MIAMI (Florida International University)- Olinda Park remains closed to the public more than 18 months after harmful amounts of lead contamination were discovered in the soil.
The Miami-Dade County Park at at Northwest 51st Street and 21st Avenue is enclosed by a chain link fence and overlaying mesh tarp. Grass and weeds are overgrown and basketball courts are littered with trash.
Cleanup has met with numerous delays, some not immediately explained, despite repeated assurances that it would start. Estimated completion is now May of next year.
“Cleanup activities are expected to commence within he next few weeks,” said
Francisco Calderon, communications manager for the Miami-Dade County Public Works and Waste Management Department. “Once the cleanup
activities are completed the renovations will be made to the park.”
The cleanup originally was to focus on a small part of the park, but discovery of additional pollution extended it to the entire facility. Cleanup plans now include renovations, some made necessary when a park building was damaged by excavations associated with the work.
Nearby residents are confused and aggravated.
“The park has been closed for almost two years now. A lot of parents are frustrated,” said Keybo Jones, 51, a lifelong Liberty City resident who fondly remembers playing in Olinda Park as a child. “The kids have nowhere to play anymore.”

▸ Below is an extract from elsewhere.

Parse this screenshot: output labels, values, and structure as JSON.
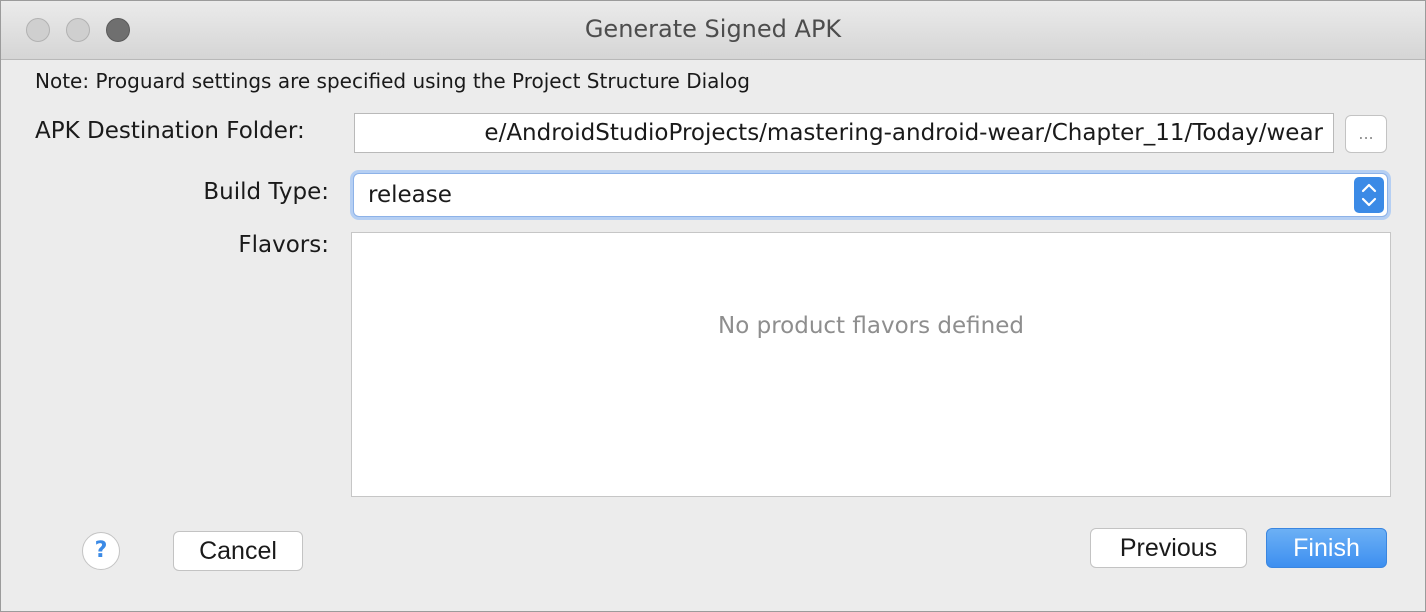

The park has been partially or completely closed since April, 2011.
Initially only a grassy field was affected and the plan was to replace contaminated soil there. The rest of the park, including basketball courts, a parking lot and the Virie Lewis Community Center building, remained open.
Officials closed the rest of the park after additional tests by the county’s Department of Environmental Resource Management revealed more contamination.
Originally, officials said the cleanup project would cost between $1 million and $2 million and take approximately four months.
Cleanup workers discovered Cooper's Hawks early last summer, more than a year later. The species is is protected under federal law, forcing work to stop for about three months until until two baby hawks left the nest.
“The Cooper’s Hawks nest was removed in July after the hawks fledged and the Florida Fish and Wildlife Commission gave permission for the removal,” said Luis Espinoza, spokesman for the county Department of Environmental Resource Management.
Adding to the delay was structural damage to the Virie Lewis Community Center building that occurred after the cleanup and renovations had begun.
Repairs to the building are underway, as steel and concrete pilings are being installed beneath the structure to better support its foundation.
Plans to improve the park have expanded to include an enhanced walkway system, the addition of exercise equipment and site furniture, the replacement of multipurpose court and playground surfaces, as well as other amenities.
The improvements will be paid for by a $250,000 federal grant. County funds will cover the cleanup, now estimated at $1.4 million.
Residents, though, still feel the Olinda Park cleanup project is being neglected.
“Because we’re in a predominately black community, they’re not pushing it enough,” said Jones. “The community is not aware of what’s going on. They need to know.”
Contact Tamara Miller at firstname.lastname@example.org